To date, U.S. EPA has not selected a metal as a high-priority chemical for risk evaluation under the Toxic Substances Control Act (TSCA). TSCA requires that 50% of all high-priority designations be drawn from the 2014 Update of the TSCA Work Plan and that EPA also gives preference to Work Plan chemicals with the following characteristics: 1) Persistence and bioaccumulation scores of three; 2) Known human carcinogens; or 3) High acute or chronic toxicity. The 2014 Update of the TSCA Work Plan identifies several metals that meet these criteria, including cadmium, lead, cobalt, and antimony. If a metal is selected as a high-priority substance, unlike other substances, the risk evaluation method is specified by statute – specifically EPA is required to use the March 2007 Framework for Metals Risk Assessment of the Office of the Science Advisor.
Metals differ from organic chemicals in a number of ways that are important to environmental and occupational health risk assessment. Key factors for consideration include the natural occurrence of metals mixtures in all environmental media and their complex environmental chemistries that strongly influence their fate and potential for toxicity. Accounting for metal’s speciation, bioavailability, and bioaccumulation is critical to proper exposure assessment. The potential hazard of a metal is governed by its toxicokinetics and toxicodynamics, which are dependent on the form of the metal, metal compound, or mixture. Furthermore, many metals are essential nutrients for living organisms, including humans, and combined nutritional and toxicological effects could occur.

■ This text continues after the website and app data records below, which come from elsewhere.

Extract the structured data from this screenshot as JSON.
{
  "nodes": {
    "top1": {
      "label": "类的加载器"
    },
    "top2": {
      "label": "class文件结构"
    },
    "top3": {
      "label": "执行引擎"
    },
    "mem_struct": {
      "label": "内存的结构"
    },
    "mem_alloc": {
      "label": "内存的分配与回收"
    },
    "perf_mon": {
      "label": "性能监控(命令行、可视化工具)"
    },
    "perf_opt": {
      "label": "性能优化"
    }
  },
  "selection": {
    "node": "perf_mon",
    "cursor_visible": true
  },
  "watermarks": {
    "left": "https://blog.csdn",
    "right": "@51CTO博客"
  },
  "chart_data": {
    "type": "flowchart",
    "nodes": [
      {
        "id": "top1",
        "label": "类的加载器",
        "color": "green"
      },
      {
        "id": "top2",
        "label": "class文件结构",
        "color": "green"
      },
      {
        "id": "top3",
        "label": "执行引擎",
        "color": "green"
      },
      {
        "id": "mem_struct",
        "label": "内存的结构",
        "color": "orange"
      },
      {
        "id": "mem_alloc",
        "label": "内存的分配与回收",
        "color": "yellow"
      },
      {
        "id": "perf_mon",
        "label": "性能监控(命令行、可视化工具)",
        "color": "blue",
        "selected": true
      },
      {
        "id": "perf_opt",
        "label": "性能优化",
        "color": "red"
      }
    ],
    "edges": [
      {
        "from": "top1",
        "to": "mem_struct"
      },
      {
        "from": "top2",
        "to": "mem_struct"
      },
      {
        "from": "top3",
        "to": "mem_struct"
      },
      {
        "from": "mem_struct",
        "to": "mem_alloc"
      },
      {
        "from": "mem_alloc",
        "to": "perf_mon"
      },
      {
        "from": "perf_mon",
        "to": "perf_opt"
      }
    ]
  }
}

ToxStrategies’ scientists have published research and systematic reviews addressing these complex metals toxicology and risk assessment issues. Our experts have applied the Framework for Metals Risks Assessment to numerous metals for various industrial, occupational, commercial, and consumer conditions of use and are ready to assist clients prepare for the risk evaluations under the TSCA program. Contact us at email@example.com to learn more!